Our final morning's drive was interrupted in southern Puerto Vallarta, a welcome interruption. A Citreoline Trogon, then two, sat on a wire over the road. We zipped in and parked, only to discover a tree full of birds. Our best discovery here was not the trogons, but a couple of West Mexican Chachalacas. Everybody had great scope views of yet another Mexican endemic. After several minutes of "oohs” and “aahs" we had to proceed north.

Our next stop was in the Nuevo Vallarta area. A little patch of scrub and a few trees produced two more endemics. We called in, for excellent views, several Elegant Quail with their amazing headdress of rufous feathers. Next, on cue, as if just released from a stagehand (VENT does not do that or condone it), the Mexican Parrotlets zoomed into the fruiting fig. From there they melted into the fig, and after several minutes we couldn't find one. A little further north we stopped at Laguna Quelele, a great birding lagoon. Here we heard yet another Collared Forest-Falcon, and a Peregrine and a Cooper's Hawk zipped through the sky, no doubt terrorizing the hordes of ducks and shorebirds. There was a tree full of Roseate Spoonbills and a couple of very cooperative, massively billed Boat-billed Herons. Into the mangroves we went on a crab hole riddled trail. Just after I pointed and said, "These small gaps are where you might see Rufous-necked Wood-Rail," a Rufous-necked Wood-Rail obligingly walked through! Most folks enjoyed decent silhouette views of this mangrove skulker.

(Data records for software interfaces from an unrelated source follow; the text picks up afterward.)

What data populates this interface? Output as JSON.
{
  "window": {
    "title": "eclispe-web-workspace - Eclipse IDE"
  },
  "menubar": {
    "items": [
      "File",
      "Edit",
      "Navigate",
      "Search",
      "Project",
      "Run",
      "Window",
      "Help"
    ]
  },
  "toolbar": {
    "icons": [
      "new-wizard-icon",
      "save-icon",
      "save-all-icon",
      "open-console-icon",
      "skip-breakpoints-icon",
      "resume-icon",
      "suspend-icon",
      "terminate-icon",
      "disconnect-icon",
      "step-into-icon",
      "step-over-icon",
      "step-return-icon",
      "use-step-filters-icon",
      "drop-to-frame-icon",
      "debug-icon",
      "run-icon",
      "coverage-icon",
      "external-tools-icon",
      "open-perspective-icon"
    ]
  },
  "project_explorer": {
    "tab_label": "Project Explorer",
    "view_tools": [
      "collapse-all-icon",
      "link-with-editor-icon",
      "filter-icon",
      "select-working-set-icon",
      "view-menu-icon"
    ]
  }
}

We had nailed all our quality birds and it was time to return to the frozen north, except for me. I was fortunate to do it all over again the next week!